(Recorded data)
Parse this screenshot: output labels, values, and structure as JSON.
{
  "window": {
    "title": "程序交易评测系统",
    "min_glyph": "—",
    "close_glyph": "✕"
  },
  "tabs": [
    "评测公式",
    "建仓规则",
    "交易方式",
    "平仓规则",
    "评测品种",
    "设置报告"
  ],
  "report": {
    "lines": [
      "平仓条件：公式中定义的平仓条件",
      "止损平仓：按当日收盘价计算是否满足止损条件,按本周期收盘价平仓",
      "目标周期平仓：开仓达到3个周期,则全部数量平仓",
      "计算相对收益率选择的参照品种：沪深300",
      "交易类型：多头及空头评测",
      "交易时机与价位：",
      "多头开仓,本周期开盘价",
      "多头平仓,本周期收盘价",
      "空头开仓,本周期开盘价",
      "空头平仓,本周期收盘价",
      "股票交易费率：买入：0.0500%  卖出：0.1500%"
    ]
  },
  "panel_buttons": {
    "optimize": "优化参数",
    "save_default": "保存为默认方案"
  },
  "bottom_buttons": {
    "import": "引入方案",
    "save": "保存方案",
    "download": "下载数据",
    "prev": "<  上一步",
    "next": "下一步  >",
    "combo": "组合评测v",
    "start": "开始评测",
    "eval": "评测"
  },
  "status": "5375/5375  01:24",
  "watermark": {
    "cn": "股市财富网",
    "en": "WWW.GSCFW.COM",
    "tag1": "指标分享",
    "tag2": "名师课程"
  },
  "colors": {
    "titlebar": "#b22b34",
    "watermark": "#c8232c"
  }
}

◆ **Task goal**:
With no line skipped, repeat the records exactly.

◆ **Written solution**:
Parse this screenshot: output labels, values, and structure as JSON.
{
  "window": {
    "title": "程序交易评测系统",
    "min_glyph": "—",
    "close_glyph": "✕"
  },
  "tabs": [
    "评测公式",
    "建仓规则",
    "交易方式",
    "平仓规则",
    "评测品种",
    "设置报告"
  ],
  "report": {
    "lines": [
      "平仓条件：公式中定义的平仓条件",
      "止损平仓：按当日收盘价计算是否满足止损条件,按本周期收盘价平仓",
      "目标周期平仓：开仓达到3个周期,则全部数量平仓",
      "计算相对收益率选择的参照品种：沪深300",
      "交易类型：多头及空头评测",
      "交易时机与价位：",
      "多头开仓,本周期开盘价",
      "多头平仓,本周期收盘价",
      "空头开仓,本周期开盘价",
      "空头平仓,本周期收盘价",
      "股票交易费率：买入：0.0500%  卖出：0.1500%"
    ]
  },
  "panel_buttons": {
    "optimize": "优化参数",
    "save_default": "保存为默认方案"
  },
  "bottom_buttons": {
    "import": "引入方案",
    "save": "保存方案",
    "download": "下载数据",
    "prev": "<  上一步",
    "next": "下一步  >",
    "combo": "组合评测v",
    "start": "开始评测",
    "eval": "评测"
  },
  "status": "5375/5375  01:24",
  "watermark": {
    "cn": "股市财富网",
    "en": "WWW.GSCFW.COM",
    "tag1": "指标分享",
    "tag2": "名师课程"
  },
  "colors": {
    "titlebar": "#b22b34",
    "watermark": "#c8232c"
  }
}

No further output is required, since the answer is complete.